What to work on>
Extract each line from the entries below that has the string "thumbs" in it.

Information supplied>
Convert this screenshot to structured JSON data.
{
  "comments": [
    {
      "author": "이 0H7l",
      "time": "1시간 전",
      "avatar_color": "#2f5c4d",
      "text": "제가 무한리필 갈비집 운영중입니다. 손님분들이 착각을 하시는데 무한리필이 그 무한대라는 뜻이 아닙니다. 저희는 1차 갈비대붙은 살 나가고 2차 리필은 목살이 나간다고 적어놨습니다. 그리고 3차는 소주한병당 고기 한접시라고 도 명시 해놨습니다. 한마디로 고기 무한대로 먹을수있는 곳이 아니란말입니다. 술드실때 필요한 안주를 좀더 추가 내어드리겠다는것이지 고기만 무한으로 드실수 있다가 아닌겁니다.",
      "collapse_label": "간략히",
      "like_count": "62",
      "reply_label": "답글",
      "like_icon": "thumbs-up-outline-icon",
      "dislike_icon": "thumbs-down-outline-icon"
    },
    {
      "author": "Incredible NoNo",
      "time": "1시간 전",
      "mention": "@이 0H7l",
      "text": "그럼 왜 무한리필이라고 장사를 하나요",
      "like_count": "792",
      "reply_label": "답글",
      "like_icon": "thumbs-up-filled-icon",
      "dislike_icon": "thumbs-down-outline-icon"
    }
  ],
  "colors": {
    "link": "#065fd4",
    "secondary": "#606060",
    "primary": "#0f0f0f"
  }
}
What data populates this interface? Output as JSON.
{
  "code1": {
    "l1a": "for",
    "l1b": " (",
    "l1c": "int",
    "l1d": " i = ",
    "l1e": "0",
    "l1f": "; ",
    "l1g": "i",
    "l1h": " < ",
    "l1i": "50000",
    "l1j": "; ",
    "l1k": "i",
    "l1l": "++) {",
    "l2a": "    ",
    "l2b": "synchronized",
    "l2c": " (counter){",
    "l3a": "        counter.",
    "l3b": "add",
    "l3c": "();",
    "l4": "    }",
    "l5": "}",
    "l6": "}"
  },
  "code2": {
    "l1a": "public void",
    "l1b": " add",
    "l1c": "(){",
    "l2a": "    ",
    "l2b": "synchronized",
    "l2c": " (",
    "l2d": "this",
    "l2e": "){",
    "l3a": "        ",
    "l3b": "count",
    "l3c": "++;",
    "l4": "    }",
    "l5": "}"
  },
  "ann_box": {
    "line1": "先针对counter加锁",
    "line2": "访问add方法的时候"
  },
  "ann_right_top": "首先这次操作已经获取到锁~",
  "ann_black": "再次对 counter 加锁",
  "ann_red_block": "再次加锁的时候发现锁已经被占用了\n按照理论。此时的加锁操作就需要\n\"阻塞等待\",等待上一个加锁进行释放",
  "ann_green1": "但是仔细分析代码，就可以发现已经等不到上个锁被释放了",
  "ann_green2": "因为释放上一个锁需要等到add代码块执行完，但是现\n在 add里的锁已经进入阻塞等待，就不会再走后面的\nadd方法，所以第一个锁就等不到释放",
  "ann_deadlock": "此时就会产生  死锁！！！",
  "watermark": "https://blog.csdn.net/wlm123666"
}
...
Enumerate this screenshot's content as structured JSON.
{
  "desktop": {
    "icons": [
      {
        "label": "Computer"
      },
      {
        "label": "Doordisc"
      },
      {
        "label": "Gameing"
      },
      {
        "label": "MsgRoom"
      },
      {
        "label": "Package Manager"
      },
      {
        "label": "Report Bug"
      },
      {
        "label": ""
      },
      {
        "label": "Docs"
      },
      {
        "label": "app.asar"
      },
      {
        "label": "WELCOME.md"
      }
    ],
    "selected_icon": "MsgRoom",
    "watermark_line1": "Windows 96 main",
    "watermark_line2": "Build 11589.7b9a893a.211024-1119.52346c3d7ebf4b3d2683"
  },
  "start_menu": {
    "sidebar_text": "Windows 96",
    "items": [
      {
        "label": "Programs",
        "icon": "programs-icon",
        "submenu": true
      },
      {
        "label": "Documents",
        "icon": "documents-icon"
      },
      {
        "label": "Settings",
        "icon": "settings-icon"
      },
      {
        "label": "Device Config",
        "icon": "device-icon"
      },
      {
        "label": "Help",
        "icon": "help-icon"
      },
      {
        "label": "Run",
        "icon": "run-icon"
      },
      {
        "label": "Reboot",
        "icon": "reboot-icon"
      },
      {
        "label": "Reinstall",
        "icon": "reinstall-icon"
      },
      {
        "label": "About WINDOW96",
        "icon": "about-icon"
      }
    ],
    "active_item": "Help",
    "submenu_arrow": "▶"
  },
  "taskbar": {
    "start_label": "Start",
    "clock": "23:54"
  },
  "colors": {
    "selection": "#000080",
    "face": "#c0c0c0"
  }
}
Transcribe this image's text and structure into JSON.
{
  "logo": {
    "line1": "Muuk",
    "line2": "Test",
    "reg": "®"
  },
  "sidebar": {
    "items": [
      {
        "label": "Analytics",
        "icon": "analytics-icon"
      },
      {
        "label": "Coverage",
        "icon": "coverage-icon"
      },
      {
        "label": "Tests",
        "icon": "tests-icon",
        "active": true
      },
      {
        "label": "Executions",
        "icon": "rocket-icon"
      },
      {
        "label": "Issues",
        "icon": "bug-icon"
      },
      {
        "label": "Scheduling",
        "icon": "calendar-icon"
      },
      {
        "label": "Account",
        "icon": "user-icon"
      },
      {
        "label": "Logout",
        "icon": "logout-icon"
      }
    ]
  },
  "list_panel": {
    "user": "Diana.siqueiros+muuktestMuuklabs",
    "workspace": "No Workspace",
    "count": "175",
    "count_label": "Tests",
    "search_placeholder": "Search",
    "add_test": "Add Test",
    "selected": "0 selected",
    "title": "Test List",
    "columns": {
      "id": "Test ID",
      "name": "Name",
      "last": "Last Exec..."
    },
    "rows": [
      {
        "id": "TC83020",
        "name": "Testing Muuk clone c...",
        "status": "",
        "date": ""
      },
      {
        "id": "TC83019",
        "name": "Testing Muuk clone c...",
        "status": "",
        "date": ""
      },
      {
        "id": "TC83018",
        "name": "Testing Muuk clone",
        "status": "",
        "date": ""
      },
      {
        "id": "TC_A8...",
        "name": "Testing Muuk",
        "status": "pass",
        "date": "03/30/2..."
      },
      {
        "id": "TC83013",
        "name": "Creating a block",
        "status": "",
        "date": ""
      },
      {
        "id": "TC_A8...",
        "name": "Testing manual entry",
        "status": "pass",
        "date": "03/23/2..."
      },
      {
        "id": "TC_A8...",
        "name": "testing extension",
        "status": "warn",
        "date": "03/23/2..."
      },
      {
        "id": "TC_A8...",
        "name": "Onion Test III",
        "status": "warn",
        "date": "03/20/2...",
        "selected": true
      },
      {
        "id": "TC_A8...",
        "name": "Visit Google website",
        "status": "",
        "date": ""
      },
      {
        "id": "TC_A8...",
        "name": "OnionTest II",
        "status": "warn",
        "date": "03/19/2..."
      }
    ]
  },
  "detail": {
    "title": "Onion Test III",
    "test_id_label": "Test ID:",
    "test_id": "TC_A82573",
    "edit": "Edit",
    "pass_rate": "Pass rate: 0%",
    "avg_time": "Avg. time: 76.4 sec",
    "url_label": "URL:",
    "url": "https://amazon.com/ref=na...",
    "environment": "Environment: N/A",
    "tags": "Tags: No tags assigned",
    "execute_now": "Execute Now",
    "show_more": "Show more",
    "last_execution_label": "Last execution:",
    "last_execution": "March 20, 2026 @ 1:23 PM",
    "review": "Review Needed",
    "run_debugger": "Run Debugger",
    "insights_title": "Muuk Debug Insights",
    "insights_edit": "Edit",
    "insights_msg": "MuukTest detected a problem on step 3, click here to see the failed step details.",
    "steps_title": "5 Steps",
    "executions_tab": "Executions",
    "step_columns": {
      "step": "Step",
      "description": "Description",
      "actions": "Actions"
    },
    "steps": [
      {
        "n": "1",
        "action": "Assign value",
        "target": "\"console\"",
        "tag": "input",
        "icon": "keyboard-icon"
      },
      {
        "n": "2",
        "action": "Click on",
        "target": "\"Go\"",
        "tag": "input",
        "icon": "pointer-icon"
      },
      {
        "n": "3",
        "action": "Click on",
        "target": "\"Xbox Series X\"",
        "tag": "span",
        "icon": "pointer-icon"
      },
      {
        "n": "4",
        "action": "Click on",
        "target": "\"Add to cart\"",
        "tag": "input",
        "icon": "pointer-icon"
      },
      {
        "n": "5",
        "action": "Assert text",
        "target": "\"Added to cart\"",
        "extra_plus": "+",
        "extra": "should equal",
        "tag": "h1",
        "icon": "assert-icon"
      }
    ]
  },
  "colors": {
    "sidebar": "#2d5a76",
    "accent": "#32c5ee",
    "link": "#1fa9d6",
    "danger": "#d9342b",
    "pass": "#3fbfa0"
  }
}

Result for this exercise>
      "like_icon": "thumbs-up-outline-icon",
      "dislike_icon": "thumbs-down-outline-icon"
      "like_icon": "thumbs-up-filled-icon",
      "dislike_icon": "thumbs-down-outline-icon"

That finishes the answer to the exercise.